SH Buchan
Stuart Buchan, who died in California aged 70, was a petroleum geologist. He was born in Surrey in June 1940, the son of Stevenson Buchan (1907-1996) the Scots field geologist and hydrogeologist who became Deputy Director of the British Geological Survey. Suffering as a child from asthma, voice lessons (to aid breathing) introduced him to the performing arts. Later, while at Cambridge, he became a Laureate of the Royal Academy of Music, and theatre became a lifetime interest.

After completing his geology degree in Cambridge, Stuart joined BP, and commenced a career spent largely overseas - including Libya, USA, Australia, Singapore – as well as Aberdeen. Much of his work involved subsurface studies but Stuart also carried out two major field surveys.
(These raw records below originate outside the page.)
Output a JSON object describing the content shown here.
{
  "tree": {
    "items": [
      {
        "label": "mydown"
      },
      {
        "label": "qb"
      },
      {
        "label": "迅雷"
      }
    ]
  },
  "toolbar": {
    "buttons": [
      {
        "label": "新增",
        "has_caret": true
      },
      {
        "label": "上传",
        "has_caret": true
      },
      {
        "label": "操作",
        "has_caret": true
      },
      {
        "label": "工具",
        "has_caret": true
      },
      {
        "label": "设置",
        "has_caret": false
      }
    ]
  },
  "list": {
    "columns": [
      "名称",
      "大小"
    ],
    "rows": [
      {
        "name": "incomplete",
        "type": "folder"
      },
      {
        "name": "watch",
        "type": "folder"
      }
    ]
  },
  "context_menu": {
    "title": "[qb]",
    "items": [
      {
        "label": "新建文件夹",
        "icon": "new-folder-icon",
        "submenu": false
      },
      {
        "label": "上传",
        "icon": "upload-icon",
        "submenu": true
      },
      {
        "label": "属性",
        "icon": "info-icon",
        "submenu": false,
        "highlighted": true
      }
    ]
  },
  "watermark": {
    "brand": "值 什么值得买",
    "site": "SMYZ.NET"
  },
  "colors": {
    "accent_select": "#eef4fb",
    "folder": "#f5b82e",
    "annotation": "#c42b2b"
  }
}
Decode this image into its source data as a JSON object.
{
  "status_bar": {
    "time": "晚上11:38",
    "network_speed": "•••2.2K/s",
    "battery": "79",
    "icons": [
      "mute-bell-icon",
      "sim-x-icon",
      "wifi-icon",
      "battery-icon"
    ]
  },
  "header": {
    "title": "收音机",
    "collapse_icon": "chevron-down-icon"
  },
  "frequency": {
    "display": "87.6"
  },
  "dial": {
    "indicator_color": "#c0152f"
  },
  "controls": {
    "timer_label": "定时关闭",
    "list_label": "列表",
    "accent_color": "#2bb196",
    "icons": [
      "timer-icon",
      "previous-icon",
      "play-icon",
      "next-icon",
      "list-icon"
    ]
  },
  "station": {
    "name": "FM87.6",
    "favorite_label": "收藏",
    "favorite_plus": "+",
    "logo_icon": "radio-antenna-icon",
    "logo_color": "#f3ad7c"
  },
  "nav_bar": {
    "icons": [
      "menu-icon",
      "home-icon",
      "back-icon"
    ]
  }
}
In 1966 he took part in a helicopter-supported survey in the central Brooks Range (Alaska), and in 1970 led a three-month survey of coastal NE Kalimantan, Borneo, using an ex-Royal Navy coastal patrol boat as base, with outboard skiffs for penetrating the (then) untouched jungle hinterland. Encounters with poisonous snakes, and careening the ship to change a propeller, were among the incidents that made the expedition memorable; while for BP it achieved an important insight into the Cenozoic stratigraphy of its licence area north of the Mangkalihat Peninsula. Stuart’s particular strength was operations geology. Here his ability to gain maximum geological data from a well, and his person-management skills, came to the fore in training and supervising younger geologists on drilling rigs.

It was while based in Singapore (1970s) that Stuart’s involvement in amateur dramatics led to his meeting Deanne, a young widow of Scots origin, whom he later married. After a period as operations geologist for the North Sea (Aberdeen), Stuart was posted to California. By that time the Prudhoe Bay field (Alaskan North Slope) had been discovered, and he was put in charge of arbitrating BP/SOHIO’s share of its oil reserves. Stuart and Deanne found the USA very much to their liking, and they decided he should transfer from BP’s international staff, continuing to work on the Prudhoe Bay oilfield as a local employee based in Houston, Texas.

On retirement (early 1990s), Stuart left the oil industry and returned with Deanne to California. They settled outside Davis on five acres, where Stuart planted a small vineyard and started making wine. He then began a second career - counselling those who had lost their jobs, using his human-relations skills developed in BP. In addition, Stuart devoted much time to helping people with mental illness and their families, through the National Alliance on Mental Illness (NAMI). Under his leadership, the local chapter expanded significantly, and as President, Stuart brought his business skills to bear on developing the organisation’s programmes and improving its financial security.

Early in 2010 Stuart was diagnosed with colon cancer, but it had already spread. Surgery and chemotherapy came too late, and he died at home in California on 16 October 2010. He is survived by Deanne and step-children Laura and Neville.

Michael F Ridd